Browsing: Angus Hennah
Brad Thorn put his husky voice to good use for Rebel Sport’s ‘Ode to Winter’ campaign by reading a poem written by Ogilvy & Mather’s departing executive creative director Angus Hennah. And Ladi6 has put her sultry voice to good use in her first ever TV brand spot by reading a poem about summer.
StopPress understands that Ogilvy and Mather’s executive creative director Angus Hennah has left his post at the agency, bringing an end to his two-year stint. Paul Manning, Ogilvy’s executive director, says that Hennah made the decision to resign and that the team at Ogilvy was disappointed to see him depart.
Rebel Sport is continuing its facts-based advertising approach with a new spot that alludes to the natural advantage that left-handed batsmen have over their right-handed counterparts. The 30-second clip, which was conceptualised by Ogilvy and shot by Film 360, is the latest iteration of the ongoing ‘no one gets sports like us’ positioning, and follows on from Rebel Sport’s ‘Sprinting or Flying?’ TVC that was released toward the end of last year.
Forest & Bird’s interactive print campaign continues to forge ahead, and this time readers will be graduated from using a $5 note and asked to reach for their $10 and $50 note, to put the whio or the kokako back into the illustrated scene. Meanwhile, the $5 campaign is forging into uncharted territory for Forest & Bird: the readers of New Idea.
The latest Forest & Bird fundraising print campaign by Ogilvy & Mather New Zealand hopes to get readers physically reaching into their wallets by asking them to hold up a $5 note and complete the picture of the Campbell Island flora and fauna.
Just as Amnesty International drew attention to the plight of those in other less tolerant parts of the world with Trial by Timeline and as NZTA drew attention to the danger of speed with Flash Driving, WWF New Zealand and Ogilvy & Mather are also using Facebook creatively to draw attention to the critically endangered Maui’s dolphin.

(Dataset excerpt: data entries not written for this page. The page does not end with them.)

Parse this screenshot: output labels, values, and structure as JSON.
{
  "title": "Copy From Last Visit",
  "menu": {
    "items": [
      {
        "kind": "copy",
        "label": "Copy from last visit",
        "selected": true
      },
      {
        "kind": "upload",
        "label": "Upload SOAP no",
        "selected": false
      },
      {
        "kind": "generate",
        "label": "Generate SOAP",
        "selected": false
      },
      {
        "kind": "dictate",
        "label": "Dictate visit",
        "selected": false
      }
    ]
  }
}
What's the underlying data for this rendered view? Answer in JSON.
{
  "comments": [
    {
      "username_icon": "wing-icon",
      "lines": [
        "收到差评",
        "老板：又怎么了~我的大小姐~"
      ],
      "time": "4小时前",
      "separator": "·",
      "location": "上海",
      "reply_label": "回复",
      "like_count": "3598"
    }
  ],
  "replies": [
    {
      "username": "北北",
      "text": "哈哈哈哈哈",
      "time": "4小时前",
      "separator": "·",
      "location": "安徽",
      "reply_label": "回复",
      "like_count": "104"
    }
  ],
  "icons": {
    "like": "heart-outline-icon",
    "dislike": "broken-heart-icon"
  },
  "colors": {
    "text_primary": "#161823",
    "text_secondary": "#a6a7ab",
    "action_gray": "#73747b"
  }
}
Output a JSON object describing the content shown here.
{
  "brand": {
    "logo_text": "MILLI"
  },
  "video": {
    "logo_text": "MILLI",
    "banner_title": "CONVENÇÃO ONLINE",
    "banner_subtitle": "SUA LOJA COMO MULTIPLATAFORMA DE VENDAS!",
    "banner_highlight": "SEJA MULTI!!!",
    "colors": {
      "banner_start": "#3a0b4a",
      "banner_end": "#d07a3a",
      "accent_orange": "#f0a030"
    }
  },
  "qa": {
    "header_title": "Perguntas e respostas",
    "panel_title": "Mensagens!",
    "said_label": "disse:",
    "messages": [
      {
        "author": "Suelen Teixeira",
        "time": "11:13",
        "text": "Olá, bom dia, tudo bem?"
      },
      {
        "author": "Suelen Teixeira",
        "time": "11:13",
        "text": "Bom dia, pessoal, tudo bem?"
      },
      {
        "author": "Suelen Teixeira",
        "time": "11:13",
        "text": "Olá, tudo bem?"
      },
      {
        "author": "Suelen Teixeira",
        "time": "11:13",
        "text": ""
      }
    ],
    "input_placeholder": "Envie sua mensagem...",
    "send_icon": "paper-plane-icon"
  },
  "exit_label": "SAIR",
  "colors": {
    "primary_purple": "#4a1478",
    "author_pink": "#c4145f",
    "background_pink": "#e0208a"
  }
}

It’s a car that claims to get your heart racing. So Holden and Ogilvy have dangled a carrot to those who reckon they can do the opposite with a new digitally-led campaign aimed at changing the perception of the Barina.
iSite Media switches agencies, Ogilvy & Mather locks in a pair of creative directors, Andrew Sparrow goes it alone, Kraft New Zealand gets with the Mondelez International programme, Phil Clemas takes on Men’s Health Trust role and David Bell’s foray into writing.
When it rains it pours, and Ogilvy & Mather’s doors have been swinging in recent months. But executive director Paul Manning says exit interviews with those departing showed there is “really no particular cause or pattern”.
Since it won the New Zealand Pork account early last year, Ogilvy has been on a mission to change outdated perceptions and “drive purchase behaviour through a journey of digital awareness, engaging in-store communications, promotions and demonstration”. It brought chef Simon Gault onboard as spokescook for the Extraordinary Kitchen campaign and focused heavily on retail. But, like its recent change of direction for Holden, it’s tried to bring a bit more emotion to the table and, as executive creative director Angus Hennah says, “tell simple human stories that make pork the hero”.
It’s been a while between brand ads for Holden, with the car company favouring Clarke Gayford, a stark warehouse and a bit of glitchy electronica to spruik its various models recently. But, with the help of Ogilvy and Robber’s Dog, it’s taken a slightly more creative, emotional and story-based approach with a nice new spot featuring a twitchy main protagonist who, like the self-harming, car-loving cat in the Toyota Corolla campaign, finds unexpected peace in his vehicle.
The Greg Partington-owned Shopping Channel launches on 1 October on Sky and Freeview channel 18. And, along with a series of ads featuring some of the hosts imploring Kiwi businesses to sell their stuff on the box, plenty of giveaways on Facebook and a fair bit of social media activity, Ogilvy and Robber’s Dog have also released a new TVC, one of the first projects new executive creative director Angus Hennah got stuck into after he arrived at the agency in July.